A set routine for learning (with flexibility for spontaneous activity and constantly reviewed in collaboration with your child). Creating routines and laying down expectations are also important tools in helping define boundaries (e.g. setting limits as to when the parent can be present to the child’s needs for support or encouragement). Children may struggle too if left to figure out where the limits exist in an environment lacking in structure.  Routines and expectations also help children develop a work ethic where they are used to applying themselves towards purposeful activities.

Observation of your child/children would inform you on what choices to make. Watch them silently, closely and carefully, trying your best to leave preconceived notions about them at the door. Observing them would also help greatly with planning what lessons to give next.

  • The World as their Classroom

The external environment is also key for primary-aged children. The world is their classroom: they love to go out and learn beyond the home, such as through excursions and field trips.  Their enjoyment is further enhanced if they are involved in the planning of the excursion or field trip.  In addition, they get to meet other adults and children!

Children of this age are also usually happy to be involved in activities away from the comfort of family as their independence grows.

Image credit: Rene Bernal on Unsplash

#3 – Help Our Children Towards Independence

Everything we do with our children should help prepare them to eventually become independent in the area in question.  Often we tend to think that things will go faster or more smoothly if we do things for them. It does not help that in our Asian upbringing, we are subconsciously taught that doing things for our children is the loving thing to do. However, what our children truly need is to know that we are there to help them towards the next level of whatever they are learning:  whether it’s lacing shoes, figuring out math problems, calming down from an emotional outburst, planning a project, setting goals or cooking a meal. Sometimes children may need more support and scaffolding. Other times all they need is to be given the tools and they will run off to figure things out by themselves. Children who are given ample opportunities to develop independence feel a sense of accomplishment and a growing sense of agency and thus build self-confidence.

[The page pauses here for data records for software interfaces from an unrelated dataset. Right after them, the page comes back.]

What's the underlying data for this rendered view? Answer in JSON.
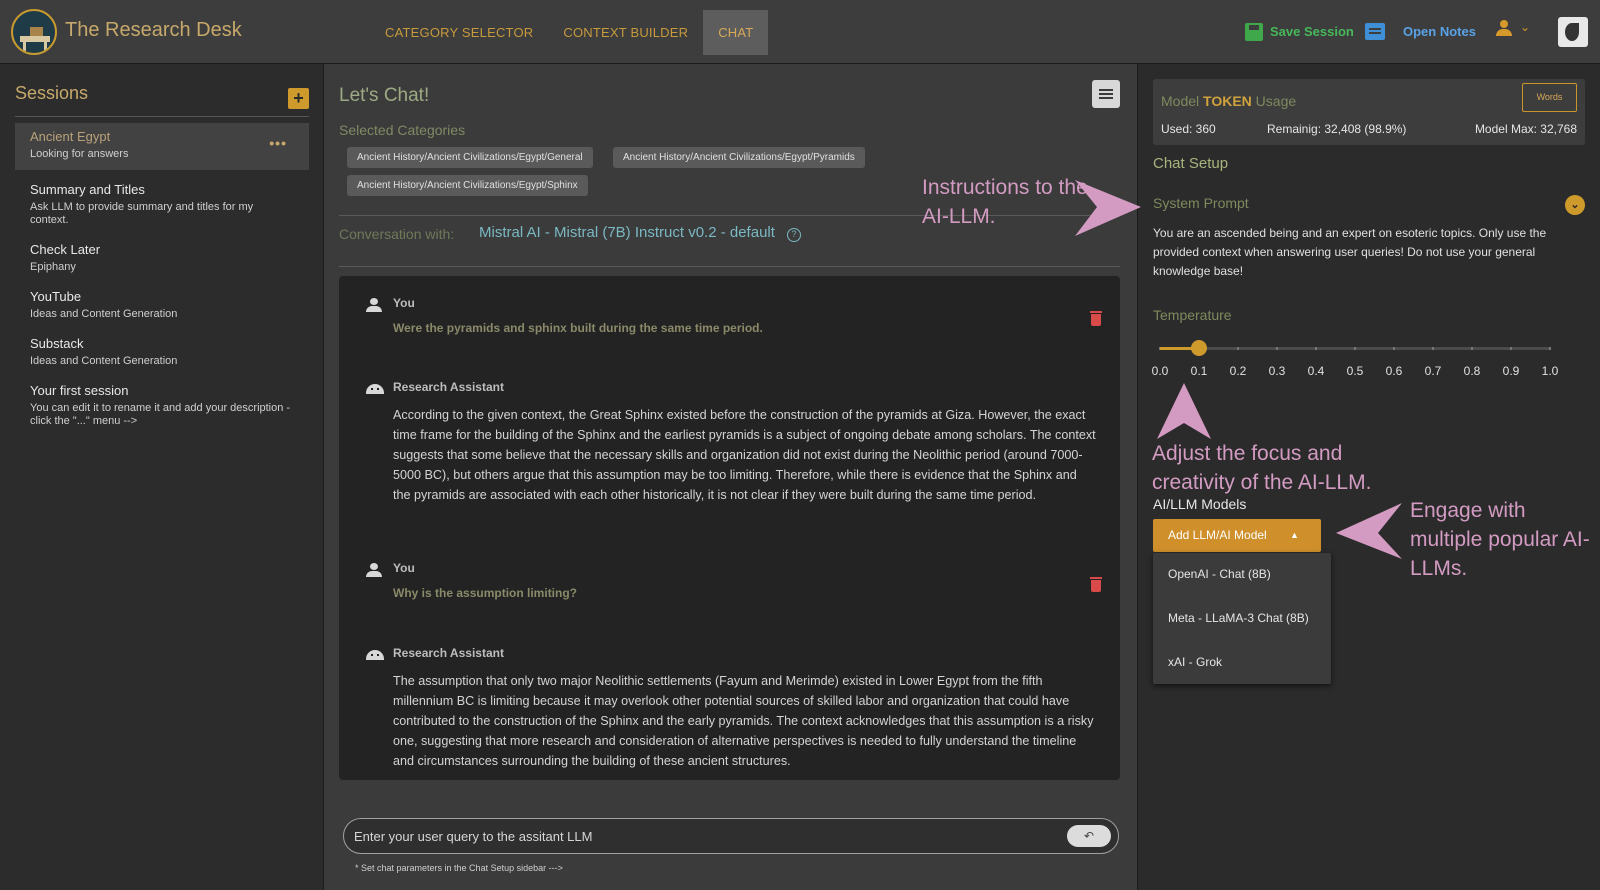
{
  "header": {
    "app_title": "The Research Desk",
    "tabs": [
      {
        "label": "CATEGORY SELECTOR"
      },
      {
        "label": "CONTEXT BUILDER"
      },
      {
        "label": "CHAT"
      }
    ],
    "active_tab": "CHAT",
    "save_label": "Save Session",
    "notes_label": "Open Notes"
  },
  "sidebar": {
    "title": "Sessions",
    "add_label": "+",
    "more_label": "•••",
    "items": [
      {
        "title": "Ancient Egypt",
        "desc": "Looking for answers"
      },
      {
        "title": "Summary and Titles",
        "desc": "Ask LLM to provide summary and titles for my context."
      },
      {
        "title": "Check Later",
        "desc": "Epiphany"
      },
      {
        "title": "YouTube",
        "desc": "Ideas and Content Generation"
      },
      {
        "title": "Substack",
        "desc": "Ideas and Content Generation"
      },
      {
        "title": "Your first session",
        "desc": "You can edit it to rename it and add your description - click the \"...\" menu -->"
      }
    ]
  },
  "chat": {
    "title": "Let's Chat!",
    "selected_categories_label": "Selected Categories",
    "categories": [
      "Ancient History/Ancient Civilizations/Egypt/General",
      "Ancient History/Ancient Civilizations/Egypt/Pyramids",
      "Ancient History/Ancient Civilizations/Egypt/Sphinx"
    ],
    "conversation_label": "Conversation with:",
    "model_name": "Mistral AI - Mistral (7B) Instruct v0.2 - default",
    "help_glyph": "?",
    "messages": [
      {
        "author": "You",
        "text": "Were the pyramids and sphinx built during the same time period."
      },
      {
        "author": "Research Assistant",
        "text": "According to the given context, the Great Sphinx existed before the construction of the pyramids at Giza. However, the exact time frame for the building of the Sphinx and the earliest pyramids is a subject of ongoing debate among scholars. The context suggests that some believe that the necessary skills and organization did not exist during the Neolithic period (around 7000-5000 BC), but others argue that this assumption may be too limiting. Therefore, while there is evidence that the Sphinx and the pyramids are associated with each other historically, it is not clear if they were built during the same time period."
      },
      {
        "author": "You",
        "text": "Why is the assumption limiting?"
      },
      {
        "author": "Research Assistant",
        "text": "The assumption that only two major Neolithic settlements (Fayum and Merimde) existed in Lower Egypt from the fifth millennium BC is limiting because it may overlook other potential sources of skilled labor and organization that could have contributed to the construction of the Sphinx and the early pyramids. The context acknowledges that this assumption is a risky one, suggesting that more research and consideration of alternative perspectives is needed to fully understand the timeline and circumstances surrounding the building of these ancient structures."
      }
    ],
    "input_placeholder": "Enter your user query to the assitant LLM",
    "send_glyph": "↶",
    "footnote": "* Set chat parameters in the Chat Setup sidebar --->"
  },
  "setup": {
    "token_title_prefix": "Model ",
    "token_title_bold": "TOKEN",
    "token_title_suffix": " Usage",
    "words_button": "Words",
    "used": "Used: 360",
    "remaining": "Remainig: 32,408  (98.9%)",
    "model_max": "Model Max: 32,768",
    "chat_setup_label": "Chat Setup",
    "system_prompt_label": "System Prompt",
    "system_prompt_text": "You are an ascended being and an expert on esoteric topics. Only use the provided context when answering user queries! Do not use your general knowledge base!",
    "temperature_label": "Temperature",
    "temperature_value": 0.1,
    "temperature_ticks": [
      "0.0",
      "0.1",
      "0.2",
      "0.3",
      "0.4",
      "0.5",
      "0.6",
      "0.7",
      "0.8",
      "0.9",
      "1.0"
    ],
    "models_label": "AI/LLM Models",
    "add_model_button": "Add LLM/AI Model",
    "add_model_caret": "▲",
    "dropdown_options": [
      "OpenAI - Chat (8B)",
      "Meta - LLaMA-3 Chat (8B)",
      "xAI - Grok"
    ]
  },
  "annotations": {
    "system_prompt": "Instructions to the AI-LLM.",
    "temperature": "Adjust the focus and creativity of the AI-LLM.",
    "models": "Engage with multiple popular AI-LLMs."
  },
  "colors": {
    "accent": "#cf9a2c",
    "annotation": "#d39bc2",
    "model_link": "#7ab8c2",
    "save_green": "#47b85a",
    "notes_blue": "#5aa2e6"
  },
  "icons": [
    "logo-icon",
    "save-icon",
    "notes-icon",
    "user-icon",
    "chevron-down-icon",
    "theme-toggle-icon",
    "plus-icon",
    "more-icon",
    "hamburger-menu-icon",
    "help-icon",
    "person-icon",
    "robot-icon",
    "trash-icon",
    "send-icon"
  ]
}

Give ample opportunities to develop independence and feel a sense of accomplishment. Image credit (from left, clockwise): Annie Spratt, Clem Onojeghuo and Jeswin Thomas on Unsplash.


It is important to remember that learning is not confined to academic subjects.  Thus, the beauty of homeschooling or just doing this at home is that the practical life aspect of “doing Montessori” is just being part of the family at home.  Household chores and organisation, self-care, preparation for activities (such as packing your bag for an outing) and so on are all part of day-to-day rhythms which are fertile ground for building skills and independence, all of which indirectly support academic learning.  The school of life provides ample learning opportunities and it is important to constantly be aware: if there is something the child can learn to do by himself/herself, he or she must be given a chance to do so, taking care to meet the child at whatever stage he or she is at.

6-12 year-olds around the world. Image credit (from left, clockwise): Jeff Dunham, MI PHAM, mana5280 and Charu Chaturvedi on Unsplash

There is no child like the 6-12 year-old – with their infectious zest for life, limitless energy, wide-eyed wonder and awe at the gifts of the Universe, as well as deep connectivity with humanity. Their desire to share their joy and excitement with you – will be gone too fast. Savour this age and allow it to bring you the boundless joy that comes with it!

Links for further reading and resources are found here.